Readers on

mendeley
11 Mendeley
Title
The role of number of items per trial in best–worst scaling experiments
Published in
Behavior Research Methods, July 2019
DOI 10.3758/s13428-019-01270-w
Pubmed ID
Authors

Geoff Hollis

Twitter Demographics

The data shown below were collected from the profiles of 2 tweeters who shared this research output. Click here to find out more about how the information was compiled.

Mendeley readers

The data shown below were compiled from readership statistics for 11 Mendeley readers of this research output. Click here to see the associated Mendeley record.

Geographical breakdown

Country Count As %
Unknown 11 100%

Demographic breakdown

Readers by professional status Count As %
Student > Ph. D. Student 5 45%
Professor > Associate Professor 2 18%
Other 1 9%
Unknown 3 27%
Readers by discipline Count As %
Pharmacology, Toxicology and Pharmaceutical Science 5 45%
Arts and Humanities 1 9%
Linguistics 1 9%
Engineering 1 9%
Unknown 3 27%

Attention Score in Context
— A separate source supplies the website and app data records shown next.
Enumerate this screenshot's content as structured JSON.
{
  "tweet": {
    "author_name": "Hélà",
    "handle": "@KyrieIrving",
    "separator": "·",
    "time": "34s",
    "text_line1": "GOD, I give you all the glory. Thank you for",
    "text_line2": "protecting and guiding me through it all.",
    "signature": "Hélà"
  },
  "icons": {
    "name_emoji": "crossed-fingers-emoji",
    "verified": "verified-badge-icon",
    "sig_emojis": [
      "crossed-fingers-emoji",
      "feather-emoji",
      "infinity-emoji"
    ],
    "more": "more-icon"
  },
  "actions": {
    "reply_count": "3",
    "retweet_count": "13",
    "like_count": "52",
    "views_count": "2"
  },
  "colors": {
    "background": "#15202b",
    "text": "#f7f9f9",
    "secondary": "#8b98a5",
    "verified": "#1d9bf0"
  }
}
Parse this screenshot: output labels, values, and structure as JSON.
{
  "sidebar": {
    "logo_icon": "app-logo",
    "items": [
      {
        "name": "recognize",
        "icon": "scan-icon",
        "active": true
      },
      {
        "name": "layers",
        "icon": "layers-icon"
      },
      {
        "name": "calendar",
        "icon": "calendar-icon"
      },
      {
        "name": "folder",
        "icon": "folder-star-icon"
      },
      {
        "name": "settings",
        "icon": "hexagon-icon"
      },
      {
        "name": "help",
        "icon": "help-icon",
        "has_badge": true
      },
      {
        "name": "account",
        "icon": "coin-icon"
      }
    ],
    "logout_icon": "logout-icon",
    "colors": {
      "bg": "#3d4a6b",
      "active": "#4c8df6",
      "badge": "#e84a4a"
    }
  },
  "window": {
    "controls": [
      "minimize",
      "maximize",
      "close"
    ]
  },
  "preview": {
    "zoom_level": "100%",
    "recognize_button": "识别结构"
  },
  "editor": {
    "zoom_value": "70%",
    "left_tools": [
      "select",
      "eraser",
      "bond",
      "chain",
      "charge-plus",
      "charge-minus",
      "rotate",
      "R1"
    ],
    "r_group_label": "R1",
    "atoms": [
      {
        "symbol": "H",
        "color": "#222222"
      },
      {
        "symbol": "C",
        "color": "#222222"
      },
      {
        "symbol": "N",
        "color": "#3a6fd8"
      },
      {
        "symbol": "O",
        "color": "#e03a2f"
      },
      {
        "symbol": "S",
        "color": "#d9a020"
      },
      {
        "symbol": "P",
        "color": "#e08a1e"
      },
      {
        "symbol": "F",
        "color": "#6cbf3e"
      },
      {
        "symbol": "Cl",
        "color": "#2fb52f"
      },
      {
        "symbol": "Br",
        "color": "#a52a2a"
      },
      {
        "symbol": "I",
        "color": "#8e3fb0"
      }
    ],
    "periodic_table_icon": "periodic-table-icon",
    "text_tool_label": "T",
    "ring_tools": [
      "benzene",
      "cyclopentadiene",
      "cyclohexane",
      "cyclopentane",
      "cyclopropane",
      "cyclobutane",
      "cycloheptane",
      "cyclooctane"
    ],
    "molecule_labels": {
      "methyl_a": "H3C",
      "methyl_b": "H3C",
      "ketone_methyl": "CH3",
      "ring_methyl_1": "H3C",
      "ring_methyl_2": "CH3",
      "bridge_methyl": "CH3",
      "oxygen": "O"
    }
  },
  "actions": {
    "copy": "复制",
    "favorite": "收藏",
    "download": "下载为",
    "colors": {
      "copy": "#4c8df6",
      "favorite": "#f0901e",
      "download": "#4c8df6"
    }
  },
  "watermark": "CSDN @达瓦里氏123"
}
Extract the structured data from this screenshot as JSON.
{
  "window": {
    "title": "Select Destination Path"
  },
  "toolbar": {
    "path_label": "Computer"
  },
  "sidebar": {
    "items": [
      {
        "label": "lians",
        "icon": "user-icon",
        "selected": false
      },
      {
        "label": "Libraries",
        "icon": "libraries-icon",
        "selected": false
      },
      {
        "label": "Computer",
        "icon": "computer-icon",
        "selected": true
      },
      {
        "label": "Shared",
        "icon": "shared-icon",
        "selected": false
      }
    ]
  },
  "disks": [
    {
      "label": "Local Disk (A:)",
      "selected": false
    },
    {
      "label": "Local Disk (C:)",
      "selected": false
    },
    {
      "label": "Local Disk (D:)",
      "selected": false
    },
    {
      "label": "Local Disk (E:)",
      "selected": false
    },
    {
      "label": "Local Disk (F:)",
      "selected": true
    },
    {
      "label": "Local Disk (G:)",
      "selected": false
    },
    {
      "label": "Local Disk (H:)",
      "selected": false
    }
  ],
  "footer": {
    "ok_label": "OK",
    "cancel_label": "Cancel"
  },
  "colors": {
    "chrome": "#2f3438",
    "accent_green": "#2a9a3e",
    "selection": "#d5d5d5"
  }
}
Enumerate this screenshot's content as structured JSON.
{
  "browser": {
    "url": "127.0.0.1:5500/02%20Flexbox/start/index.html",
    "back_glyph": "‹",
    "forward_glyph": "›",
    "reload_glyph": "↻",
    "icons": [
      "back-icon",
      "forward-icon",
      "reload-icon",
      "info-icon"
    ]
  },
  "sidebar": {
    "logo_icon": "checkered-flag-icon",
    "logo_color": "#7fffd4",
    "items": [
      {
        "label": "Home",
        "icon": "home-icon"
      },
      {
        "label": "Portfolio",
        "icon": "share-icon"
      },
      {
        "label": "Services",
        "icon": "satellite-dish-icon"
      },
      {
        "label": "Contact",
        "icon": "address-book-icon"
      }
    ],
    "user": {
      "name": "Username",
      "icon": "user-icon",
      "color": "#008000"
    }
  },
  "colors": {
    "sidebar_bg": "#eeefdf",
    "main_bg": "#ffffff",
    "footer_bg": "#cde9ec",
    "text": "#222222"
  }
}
This research output has an Altmetric Attention Score of 1. This is our high-level measure of the quality and quantity of online attention that it has received. This Attention Score, as well as the ranking and number of research outputs shown below, was calculated when the research output was last mentioned on 18 April 2020.
All research outputs
#11,984,972
of 15,062,515 outputs
Outputs from Behavior Research Methods
#1,003
of 1,283 outputs
Outputs of similar age
#188,755
of 259,233 outputs
Outputs of similar age from Behavior Research Methods
#53
of 60 outputs
Altmetric has tracked 15,062,515 research outputs across all sources so far. This one is in the 11th percentile – i.e., 11% of other outputs scored the same or lower than it.
So far Altmetric has tracked 1,283 research outputs from this source. They typically receive a little more attention than average, with a mean Attention Score of 6.7. This one is in the 15th percentile – i.e., 15% of its peers scored the same or lower than it.
Older research outputs will score higher simply because they've had more time to accumulate mentions. To account for age we can compare this Altmetric Attention Score to the 259,233 tracked outputs that were published within six weeks on either side of this one in any source. This one is in the 16th percentile – i.e., 16% of its contemporaries scored the same or lower than it.
We're also able to compare this research output to 60 others from the same source and published within six weeks on either side of this one. This one is in the 11th percentile – i.e., 11% of its contemporaries scored the same or lower than it.